Intermittent fasting (IF) is one of the oldest and forgotten habits of mankind and it’s making a comeback. Before I start giving examples, let me explain what intermittent fasting is. Intermittent fasting is going with no food for longer than usual period of time. One example can be skipping breakfast, another can be skipping dinner. It can also be an extended fast such as not eating for 24 hours, or for a few days. By today’s definition, it is also related to a concept called time-restricted eating (TRE). Some of the popular TREs are 16:8, 18:6, 20:4, 23:1 where the first number is the amount of time you spend in a day not eating. For example, in 18:6, you do not consume any calories for 18 hours and you restrict your meals in a 6-hour window, e.g. from 1 pm to 7 pm.
When you look at history and religious practices, you see examples of some type of fasting. In Judaism, the most well-known fast is the fast of Yom Kippur where one doesn’t eat or drink anything from sunset to darkness the following night. There are also other practices of fasting in Judaism if you want to learn more about them. In Islam, Muslims fast every day without food or water from dawn to sunset during the month of Ramadan. Monks use fasting as a tool that supports meditation and health.
In philosophy, especially in Stoicism, one can also see examples of fasting. Seneca the Younger, a Roman Stoic philosopher, statesman and dramatist, in his Moral Letters to Lucilius #18 touches on fasting. The title of the letter is “On Festivals and Fasting” and I highly recommend you read it. He writes “…let us become intimate with poverty, so that Fortune may not catch us off our guard.” He says that there is no reason why someone should fear or think that they are doing something great by fasting because this is simply what many thousands of poor people do every day. When you take a step back and see the meaning behind this letter and practice it, I believe it will make you stronger. Fast for 16 hours and ask yourself, if this was what you were fearful of.
It is really interesting that some practices, whether philosophical or religious, that are forgotten, often bring some sort of benefit to our lives. In the case of fasting, it is shown time and time again IF or TRE has major benefits. It can lower insulin which can help with insulin resistance. It can increase cellular repair. When you consume calories, body goes into building mode. But in the absence of calories for a long time, your body switches to the “cleaning mode.” This is called autophagy where your body cleans out the waste material in your cells. In order to protect the muscle tissue, the blood levels of growth hormone (GH) increases during a fast. So, unlike the common belief, you will not burn off only your muscle tissue. When you don’t eat for a long time, you also take away what cancerous cells feed off: glucose. When glucose availability is lowered, it may be beneficial in keeping the cancer cells in check (look up ketosis and cancer for more information). A prolonged fast can also help you express (turn on) genes that are related to longevity. IF and TRE can also be helpful with weight loss, simply because you tend to eat less calories during the day if you don’t eat all the time. If you are a person that is okay with not eating, but once you eat you cannot stop grazing through food and snacks, maybe you can give IF a try.
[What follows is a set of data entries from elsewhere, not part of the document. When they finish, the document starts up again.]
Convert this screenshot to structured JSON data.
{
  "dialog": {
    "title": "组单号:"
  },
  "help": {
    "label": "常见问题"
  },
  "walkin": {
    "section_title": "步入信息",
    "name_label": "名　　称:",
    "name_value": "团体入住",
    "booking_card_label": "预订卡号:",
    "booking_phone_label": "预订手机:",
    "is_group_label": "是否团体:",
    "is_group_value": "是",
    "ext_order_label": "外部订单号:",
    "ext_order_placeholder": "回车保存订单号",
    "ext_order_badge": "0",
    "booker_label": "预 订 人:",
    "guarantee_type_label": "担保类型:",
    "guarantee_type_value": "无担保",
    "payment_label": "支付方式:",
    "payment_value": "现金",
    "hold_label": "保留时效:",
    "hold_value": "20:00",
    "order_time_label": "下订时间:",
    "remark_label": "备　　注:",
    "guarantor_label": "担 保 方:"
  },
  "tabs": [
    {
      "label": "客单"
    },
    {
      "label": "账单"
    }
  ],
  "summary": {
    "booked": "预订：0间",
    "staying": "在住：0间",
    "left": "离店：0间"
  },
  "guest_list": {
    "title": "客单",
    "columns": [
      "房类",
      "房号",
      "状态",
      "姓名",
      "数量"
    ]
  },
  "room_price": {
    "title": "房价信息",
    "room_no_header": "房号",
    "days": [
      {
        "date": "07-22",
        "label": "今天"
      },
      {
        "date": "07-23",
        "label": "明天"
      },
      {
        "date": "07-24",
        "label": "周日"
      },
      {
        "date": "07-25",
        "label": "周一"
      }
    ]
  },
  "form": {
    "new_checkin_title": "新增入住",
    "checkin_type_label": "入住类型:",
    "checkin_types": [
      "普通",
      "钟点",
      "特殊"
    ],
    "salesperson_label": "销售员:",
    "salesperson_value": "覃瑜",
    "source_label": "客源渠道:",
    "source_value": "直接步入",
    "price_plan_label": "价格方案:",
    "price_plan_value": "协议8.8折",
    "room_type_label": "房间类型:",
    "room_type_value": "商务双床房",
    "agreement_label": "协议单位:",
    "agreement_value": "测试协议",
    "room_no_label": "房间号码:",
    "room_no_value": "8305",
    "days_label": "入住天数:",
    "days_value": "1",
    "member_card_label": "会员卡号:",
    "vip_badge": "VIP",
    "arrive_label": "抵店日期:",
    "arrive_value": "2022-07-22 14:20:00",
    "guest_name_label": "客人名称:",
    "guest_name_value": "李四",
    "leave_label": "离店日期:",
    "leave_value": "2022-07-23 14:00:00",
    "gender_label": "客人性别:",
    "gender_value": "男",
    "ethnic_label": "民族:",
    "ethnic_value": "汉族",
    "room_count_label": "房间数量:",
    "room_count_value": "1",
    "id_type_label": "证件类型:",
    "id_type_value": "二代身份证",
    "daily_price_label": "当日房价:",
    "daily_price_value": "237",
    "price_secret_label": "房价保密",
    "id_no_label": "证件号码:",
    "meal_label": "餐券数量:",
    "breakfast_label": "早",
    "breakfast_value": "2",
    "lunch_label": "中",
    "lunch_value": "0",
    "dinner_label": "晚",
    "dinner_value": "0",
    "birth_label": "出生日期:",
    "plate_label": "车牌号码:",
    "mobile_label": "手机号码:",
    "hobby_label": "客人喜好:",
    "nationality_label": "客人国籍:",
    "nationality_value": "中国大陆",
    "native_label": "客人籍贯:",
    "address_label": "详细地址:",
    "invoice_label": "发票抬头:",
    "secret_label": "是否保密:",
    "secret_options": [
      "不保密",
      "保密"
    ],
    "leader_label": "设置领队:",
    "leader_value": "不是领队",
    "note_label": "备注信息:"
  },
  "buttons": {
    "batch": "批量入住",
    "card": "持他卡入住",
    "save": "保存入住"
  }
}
Not eating also helps your body to get rid of free radicals that can damage your cells. This process lowers oxidative damage and inflammation in the body. In my opinion, once you are used to not eating, it can also increase focus and productivity. Because when you know you are skipping breakfast, you have one less thing to worry about and one less decision to make.
Should everyone do IF or TRE every day for the rest of their lives? No! This notion of taking things to extreme is never helpful, e.g. saying you will never eat a slice of bread even though you are not celiac. If your diet is not healthy, fix that first. If you are not sleeping enough, fix that first. If you are a high charging athlete, or a person that trains twice a day, or someone that works at a job requires you to work really hard, e.g. construction worker, by all means, you are already probably in a really good shape. You are also putting your body into enough stress already, so you most likely do not need another stressor. That brings me to my next point. If you have a really stressful job (you may consider finding a different job), do not fast. You kind of need to be in the right condition mentally, emotionally and physically. If you think you are going to have relatively easy day, try fasting. When you are sipping your morning cup of coffee and you realize you are not hungry, try fasting. When you are recovering from a really hard workout or going to do a really hard workout, eat. If you are truly hungry, eat. There is no need to prolong your fast just to suffer. For anyone that is willing to try fasting, there is an app called Zero that can help you keep track of how long you’ve been fasting. I believe it’s free and I believe it is put out by Kevin Rose. Even though I never met Kevin, I’ve been a guest on his wife’s (Dr. Darya Rose) podcast, Foodist. So, on behalf of everyone, thanks Kevin for the app.
This goes without saying but just in case, if you have any medical conditions, you should consult your doctor before you practice IF or TRE. Oh also, just like any other article, this article should not be taken as a medical advice and I am not a doctor. I’m just a guy that researches health topics who also rambles and posts stuff on the Web :)